Assignment ->
From the records below, please return each line that holds the word "JSON".

Records contained in a dataset ->
+---+

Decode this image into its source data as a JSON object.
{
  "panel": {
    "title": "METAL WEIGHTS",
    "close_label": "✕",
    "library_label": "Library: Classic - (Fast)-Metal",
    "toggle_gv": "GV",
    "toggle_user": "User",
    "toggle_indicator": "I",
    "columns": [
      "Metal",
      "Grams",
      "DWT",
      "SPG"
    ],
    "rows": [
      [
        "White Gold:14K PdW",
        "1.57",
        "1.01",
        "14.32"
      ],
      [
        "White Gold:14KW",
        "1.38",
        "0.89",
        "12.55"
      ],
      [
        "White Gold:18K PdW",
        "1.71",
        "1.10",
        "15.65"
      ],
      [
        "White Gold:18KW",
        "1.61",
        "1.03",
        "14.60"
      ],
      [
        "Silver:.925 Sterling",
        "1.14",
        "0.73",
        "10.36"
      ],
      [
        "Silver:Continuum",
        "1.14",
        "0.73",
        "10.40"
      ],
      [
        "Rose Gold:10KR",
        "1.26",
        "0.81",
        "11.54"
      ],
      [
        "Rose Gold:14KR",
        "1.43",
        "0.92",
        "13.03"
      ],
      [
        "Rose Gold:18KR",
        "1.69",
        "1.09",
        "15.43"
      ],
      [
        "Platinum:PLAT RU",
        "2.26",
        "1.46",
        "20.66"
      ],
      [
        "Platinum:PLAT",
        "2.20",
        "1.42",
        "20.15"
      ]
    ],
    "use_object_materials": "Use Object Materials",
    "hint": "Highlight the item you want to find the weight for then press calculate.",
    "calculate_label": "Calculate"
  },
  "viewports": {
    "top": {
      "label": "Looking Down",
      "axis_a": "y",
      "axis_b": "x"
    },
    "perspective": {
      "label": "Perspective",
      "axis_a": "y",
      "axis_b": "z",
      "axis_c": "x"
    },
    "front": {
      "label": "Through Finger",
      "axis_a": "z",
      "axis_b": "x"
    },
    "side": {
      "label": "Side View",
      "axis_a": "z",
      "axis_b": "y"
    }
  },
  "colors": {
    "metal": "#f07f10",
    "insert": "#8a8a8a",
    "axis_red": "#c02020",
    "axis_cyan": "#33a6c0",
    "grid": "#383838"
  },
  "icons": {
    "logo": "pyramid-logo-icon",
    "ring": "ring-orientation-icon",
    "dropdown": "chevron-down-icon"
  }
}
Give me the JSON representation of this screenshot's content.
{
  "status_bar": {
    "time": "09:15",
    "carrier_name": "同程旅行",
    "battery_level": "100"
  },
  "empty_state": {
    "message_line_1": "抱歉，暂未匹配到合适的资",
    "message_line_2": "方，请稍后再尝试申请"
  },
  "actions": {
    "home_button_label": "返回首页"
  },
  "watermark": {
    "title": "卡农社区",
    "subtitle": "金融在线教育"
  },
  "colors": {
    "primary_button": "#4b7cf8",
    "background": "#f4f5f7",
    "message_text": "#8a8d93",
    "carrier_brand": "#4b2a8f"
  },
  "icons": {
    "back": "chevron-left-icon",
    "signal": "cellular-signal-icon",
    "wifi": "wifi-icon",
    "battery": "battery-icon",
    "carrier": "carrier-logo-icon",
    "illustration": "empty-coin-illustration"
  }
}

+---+

Answer to this task ->
Decode this image into its source data as a JSON object.
Give me the JSON representation of this screenshot's content.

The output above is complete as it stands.